Birmingham Family Law Attorney Steven Eversole offers 3 important, tax-saving tips that you need to consider when getting divorced.

1. Filing Status.

  • Your legal marital status on December 31st determines your filing status.
  • If your divorce is still not finalized at the end of the year, you have two options, you can file a joint tax return or you can file the married-filing-separately status.
  • If your divorce has been finalized and you have primary custody of your children, you can pay less tax by filing as head-of-household.
  • If you don't have children and your divorce was finalized on or before December 31st, your tax status will be single, even though you were married part of the year.

 2. The Tax Implications of Support.

Alimony – The person paying alimony – oftentimes called spousal support – can fully deduct the alimony payments without having to itemize deductions. In order for alimony to be considered tax deductible for income tax purposes, there must be a legal separation agreement or divorce decree.

The person receiving the alimony will have to pay taxes on the money received as earned income. If you are receiving alimony, it is important that you report the full amount of alimony received on your tax returns since the IRS will know how much alimony you received.

Remember, if you are receiving alimony, you are getting paid pre-tax money, and you have to pay taxes on the alimony. It is important to have a Birmingham Divorce Attorney represent you so that you receive a divorce settlement that supports your needs and will also include enough money to pay your taxes.

If you're employed you can have extra taxes withheld from your paychecks to cover your taxes for alimony.
If you're not employed, or the amount withheld from your paychecks won't be enough to cover your taxes, you can pay estimated tax payments on a quarterly basis so you won't owe taxes and penalties.

Child Support – Child support is not taxable income by the parent receiving child support. Child support is taxable income to the parent who pays the child support.

Birmingham Divorce Attorneys will usually recommend that the spouse paying child support purchase a life insurance policy covering the terms of the child support payments, naming the custodial spouse as the owner and beneficiary of the policy.

3. Exemptions and Medical Expenses for Children.

If your divorce decree states that you are the custodial parent, you can claim your child or children as dependents on your tax return. If your divorce decree does not specify the custodial parent you are still eligible for the exemption under the following circumstances – your child or children live with you more than they live with your ex-spouse. If your child or children live with you less than six months out of the year, you can still claim them as dependents if you have your ex-spouse sign IRS Form 8332.

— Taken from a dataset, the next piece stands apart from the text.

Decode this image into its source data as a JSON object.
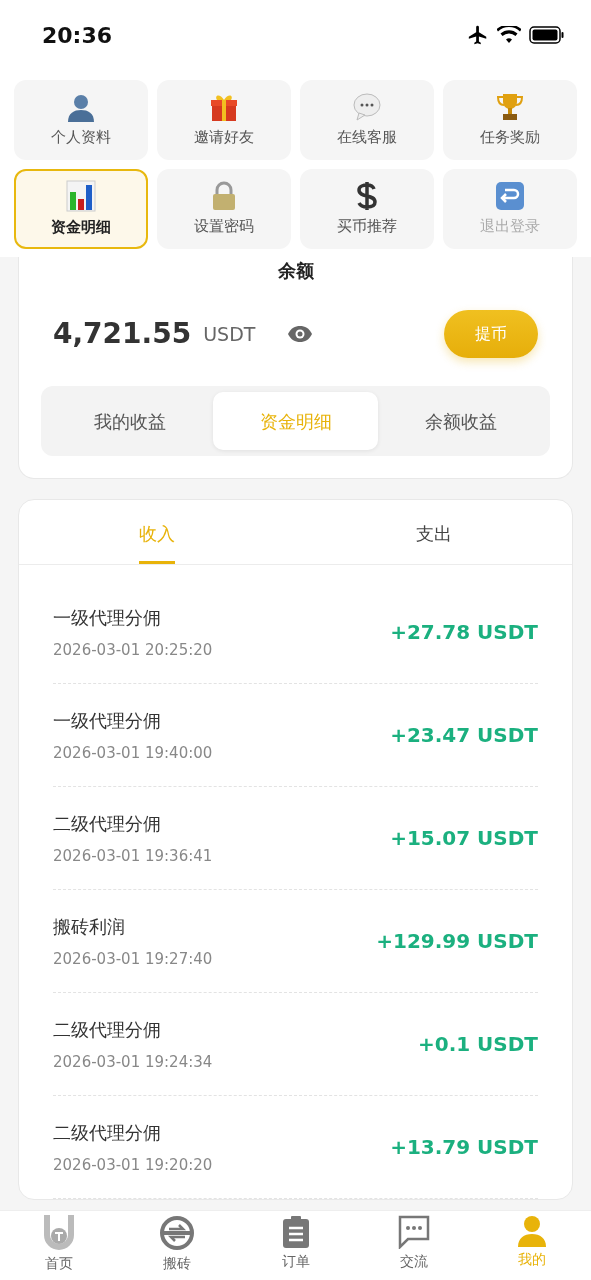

The custodial parent is also entitled to claim a credit for the expense of work related child care for children under the age of 13. The child care credit is only available to the custodial parent even though the custodial parent may have filled out IRS Form 8332.
If you pay your child's health insurance premiums and your child's medical and dental bills, you can include these expenses in the medical expense deductions on your tax return even if you don't have primary custody of the child and cannot claim the child as a dependent on your tax return.

Once your child reaches college age, you have the right to claim the Lifetime Learning College Credit or the American Opportunity Higher Education Credit if you have been claiming the child as a dependent on your tax returns. You cannot claim those credits if you can't claim the child as an exemption, even if you are paying your child's college expenses.

Knowing the basics of how a divorce can affect your taxes can help you avoid costly mistakes when reaching a divorce settlement. You should always consult a reputable Birmingham Divorce Attorney before settling your divorce.

If you are considering a divorce or need other family law help, we invite you to call (866) 831-5292 for our Birmingham Family Law Attorney office to make an appointment for a free initial consultation with Attorney Steven Eversole.